▸ AVAILABLE RECORDS
§

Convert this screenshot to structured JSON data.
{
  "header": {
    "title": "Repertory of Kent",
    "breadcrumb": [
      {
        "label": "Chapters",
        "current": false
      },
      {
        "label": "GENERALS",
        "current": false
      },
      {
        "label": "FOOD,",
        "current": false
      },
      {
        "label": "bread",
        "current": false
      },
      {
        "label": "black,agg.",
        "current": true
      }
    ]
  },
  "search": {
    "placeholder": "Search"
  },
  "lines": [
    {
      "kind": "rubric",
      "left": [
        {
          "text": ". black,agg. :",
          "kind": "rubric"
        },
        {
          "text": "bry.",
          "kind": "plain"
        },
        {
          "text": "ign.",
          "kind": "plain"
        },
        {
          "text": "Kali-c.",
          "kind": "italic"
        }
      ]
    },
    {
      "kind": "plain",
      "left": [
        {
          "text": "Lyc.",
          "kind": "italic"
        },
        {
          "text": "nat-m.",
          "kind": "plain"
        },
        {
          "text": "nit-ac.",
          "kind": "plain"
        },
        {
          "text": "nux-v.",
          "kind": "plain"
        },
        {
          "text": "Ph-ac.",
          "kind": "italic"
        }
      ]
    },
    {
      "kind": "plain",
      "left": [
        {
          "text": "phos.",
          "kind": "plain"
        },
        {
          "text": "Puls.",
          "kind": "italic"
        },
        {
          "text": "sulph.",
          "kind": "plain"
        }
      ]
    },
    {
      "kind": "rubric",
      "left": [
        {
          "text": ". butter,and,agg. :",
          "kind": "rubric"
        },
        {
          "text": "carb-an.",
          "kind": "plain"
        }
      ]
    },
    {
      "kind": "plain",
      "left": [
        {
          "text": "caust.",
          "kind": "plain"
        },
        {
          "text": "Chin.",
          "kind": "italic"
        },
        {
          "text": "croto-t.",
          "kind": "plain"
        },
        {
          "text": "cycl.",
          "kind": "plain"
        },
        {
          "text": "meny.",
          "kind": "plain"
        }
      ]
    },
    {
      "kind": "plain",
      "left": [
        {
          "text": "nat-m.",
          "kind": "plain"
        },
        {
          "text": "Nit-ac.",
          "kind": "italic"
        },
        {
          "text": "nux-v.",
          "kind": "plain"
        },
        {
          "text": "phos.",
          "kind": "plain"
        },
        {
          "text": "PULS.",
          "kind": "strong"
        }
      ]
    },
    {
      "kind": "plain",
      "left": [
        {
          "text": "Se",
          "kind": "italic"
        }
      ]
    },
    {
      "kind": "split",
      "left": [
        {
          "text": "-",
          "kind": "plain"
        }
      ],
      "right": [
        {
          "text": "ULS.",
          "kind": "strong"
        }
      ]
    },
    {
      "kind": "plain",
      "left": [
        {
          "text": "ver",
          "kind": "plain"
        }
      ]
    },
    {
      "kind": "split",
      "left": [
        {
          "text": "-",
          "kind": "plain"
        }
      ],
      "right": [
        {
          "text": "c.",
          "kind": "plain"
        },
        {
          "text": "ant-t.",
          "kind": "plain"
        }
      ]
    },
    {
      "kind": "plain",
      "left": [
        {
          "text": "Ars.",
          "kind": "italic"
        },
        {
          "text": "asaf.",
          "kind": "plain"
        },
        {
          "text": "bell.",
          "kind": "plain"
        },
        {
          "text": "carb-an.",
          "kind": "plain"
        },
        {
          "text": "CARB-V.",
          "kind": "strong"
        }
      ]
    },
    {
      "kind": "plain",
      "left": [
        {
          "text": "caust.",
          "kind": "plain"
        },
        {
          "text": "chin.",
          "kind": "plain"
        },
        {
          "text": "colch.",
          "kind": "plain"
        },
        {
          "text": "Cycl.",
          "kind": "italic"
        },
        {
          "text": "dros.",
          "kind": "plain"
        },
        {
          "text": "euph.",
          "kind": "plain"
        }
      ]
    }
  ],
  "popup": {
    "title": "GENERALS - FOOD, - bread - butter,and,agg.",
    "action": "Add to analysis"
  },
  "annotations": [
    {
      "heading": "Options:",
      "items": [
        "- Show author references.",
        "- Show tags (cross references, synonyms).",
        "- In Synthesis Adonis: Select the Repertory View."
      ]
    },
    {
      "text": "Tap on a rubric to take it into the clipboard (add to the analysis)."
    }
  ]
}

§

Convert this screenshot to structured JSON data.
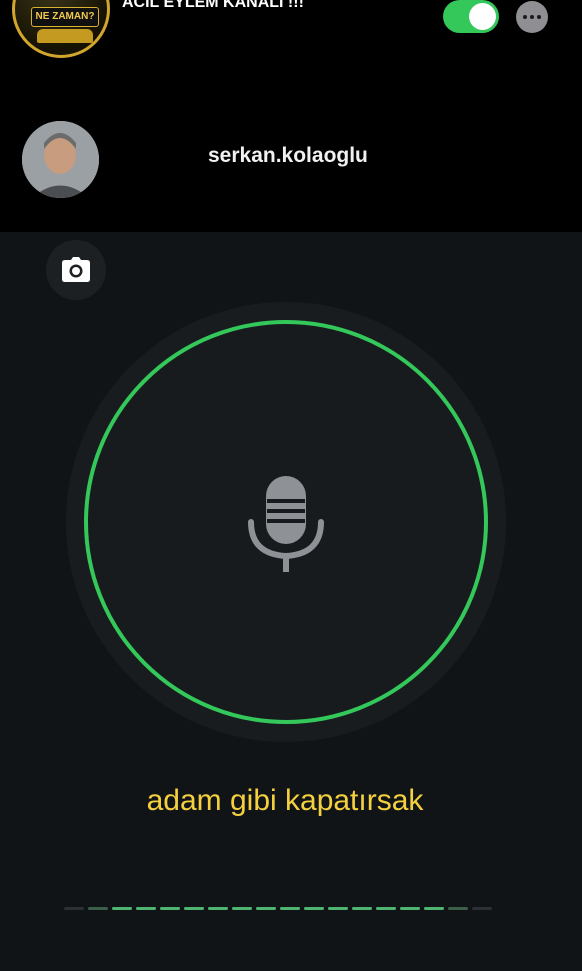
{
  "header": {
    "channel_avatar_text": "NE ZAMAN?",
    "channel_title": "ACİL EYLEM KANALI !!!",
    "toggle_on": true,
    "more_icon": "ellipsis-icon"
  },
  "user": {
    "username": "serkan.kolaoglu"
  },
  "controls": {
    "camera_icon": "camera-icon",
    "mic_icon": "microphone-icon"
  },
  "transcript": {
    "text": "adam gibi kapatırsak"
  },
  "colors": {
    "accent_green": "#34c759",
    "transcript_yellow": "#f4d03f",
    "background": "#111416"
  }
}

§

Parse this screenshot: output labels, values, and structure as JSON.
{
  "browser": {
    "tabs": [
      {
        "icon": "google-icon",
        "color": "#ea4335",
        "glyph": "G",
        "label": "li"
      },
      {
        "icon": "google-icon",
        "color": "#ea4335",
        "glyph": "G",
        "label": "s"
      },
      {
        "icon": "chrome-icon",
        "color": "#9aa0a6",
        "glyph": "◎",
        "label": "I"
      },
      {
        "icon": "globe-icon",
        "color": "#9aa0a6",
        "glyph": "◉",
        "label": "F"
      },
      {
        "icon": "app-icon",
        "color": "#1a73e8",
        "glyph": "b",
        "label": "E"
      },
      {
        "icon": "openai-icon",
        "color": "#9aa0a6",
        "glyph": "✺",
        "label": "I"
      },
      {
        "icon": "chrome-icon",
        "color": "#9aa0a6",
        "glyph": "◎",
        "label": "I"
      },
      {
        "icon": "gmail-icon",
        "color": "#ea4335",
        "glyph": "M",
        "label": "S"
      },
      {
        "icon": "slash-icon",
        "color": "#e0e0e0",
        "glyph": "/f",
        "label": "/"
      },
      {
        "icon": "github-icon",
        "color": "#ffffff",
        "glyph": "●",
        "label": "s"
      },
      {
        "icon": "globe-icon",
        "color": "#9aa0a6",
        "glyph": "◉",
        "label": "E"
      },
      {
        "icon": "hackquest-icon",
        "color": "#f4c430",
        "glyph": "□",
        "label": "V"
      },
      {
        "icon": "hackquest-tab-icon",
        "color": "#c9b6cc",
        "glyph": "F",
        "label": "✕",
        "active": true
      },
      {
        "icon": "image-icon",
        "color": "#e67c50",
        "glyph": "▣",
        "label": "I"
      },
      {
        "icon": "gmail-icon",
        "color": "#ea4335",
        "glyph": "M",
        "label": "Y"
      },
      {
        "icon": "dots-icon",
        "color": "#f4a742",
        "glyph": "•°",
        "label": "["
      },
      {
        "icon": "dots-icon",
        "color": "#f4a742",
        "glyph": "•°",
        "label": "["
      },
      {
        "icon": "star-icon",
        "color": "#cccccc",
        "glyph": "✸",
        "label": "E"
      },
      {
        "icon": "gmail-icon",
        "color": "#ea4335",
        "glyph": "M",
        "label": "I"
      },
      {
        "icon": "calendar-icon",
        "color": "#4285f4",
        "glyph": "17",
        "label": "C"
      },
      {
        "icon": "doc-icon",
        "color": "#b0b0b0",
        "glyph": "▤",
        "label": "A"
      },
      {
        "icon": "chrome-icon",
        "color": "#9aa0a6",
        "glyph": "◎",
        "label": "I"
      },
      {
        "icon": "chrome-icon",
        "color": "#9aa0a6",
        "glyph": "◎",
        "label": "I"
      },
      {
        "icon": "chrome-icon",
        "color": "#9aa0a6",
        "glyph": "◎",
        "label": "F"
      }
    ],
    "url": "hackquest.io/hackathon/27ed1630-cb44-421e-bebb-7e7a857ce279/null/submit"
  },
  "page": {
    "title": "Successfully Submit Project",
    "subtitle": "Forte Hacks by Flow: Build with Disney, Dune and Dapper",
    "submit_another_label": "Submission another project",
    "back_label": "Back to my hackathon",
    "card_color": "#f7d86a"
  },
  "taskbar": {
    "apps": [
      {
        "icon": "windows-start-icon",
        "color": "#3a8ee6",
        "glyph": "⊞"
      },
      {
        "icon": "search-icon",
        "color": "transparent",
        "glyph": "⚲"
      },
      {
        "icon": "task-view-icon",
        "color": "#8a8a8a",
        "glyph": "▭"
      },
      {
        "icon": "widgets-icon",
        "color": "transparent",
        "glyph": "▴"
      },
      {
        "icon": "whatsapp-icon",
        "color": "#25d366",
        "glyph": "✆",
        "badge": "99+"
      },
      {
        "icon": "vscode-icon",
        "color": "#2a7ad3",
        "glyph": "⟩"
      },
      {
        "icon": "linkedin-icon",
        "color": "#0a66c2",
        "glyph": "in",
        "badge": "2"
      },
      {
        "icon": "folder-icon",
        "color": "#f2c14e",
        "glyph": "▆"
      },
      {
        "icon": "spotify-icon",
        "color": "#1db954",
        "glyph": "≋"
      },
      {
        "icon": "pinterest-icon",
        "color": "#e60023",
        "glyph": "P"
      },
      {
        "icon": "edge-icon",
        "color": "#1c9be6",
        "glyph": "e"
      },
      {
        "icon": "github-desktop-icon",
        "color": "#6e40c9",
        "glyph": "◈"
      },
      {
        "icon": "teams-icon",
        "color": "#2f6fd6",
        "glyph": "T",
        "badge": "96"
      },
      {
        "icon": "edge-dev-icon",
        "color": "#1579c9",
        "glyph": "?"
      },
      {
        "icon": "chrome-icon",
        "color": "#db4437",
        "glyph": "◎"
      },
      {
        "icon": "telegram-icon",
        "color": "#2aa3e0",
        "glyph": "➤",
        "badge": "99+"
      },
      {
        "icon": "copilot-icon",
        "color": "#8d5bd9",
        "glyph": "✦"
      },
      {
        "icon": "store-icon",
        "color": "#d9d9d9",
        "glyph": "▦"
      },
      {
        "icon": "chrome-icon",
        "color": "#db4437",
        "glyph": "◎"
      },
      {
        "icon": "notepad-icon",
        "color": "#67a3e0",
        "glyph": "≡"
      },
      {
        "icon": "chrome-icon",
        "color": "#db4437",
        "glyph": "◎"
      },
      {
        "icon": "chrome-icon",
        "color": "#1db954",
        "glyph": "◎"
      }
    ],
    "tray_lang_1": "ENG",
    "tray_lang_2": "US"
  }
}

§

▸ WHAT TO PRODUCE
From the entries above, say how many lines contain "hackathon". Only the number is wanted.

▸ EXPECTED ANSWER
2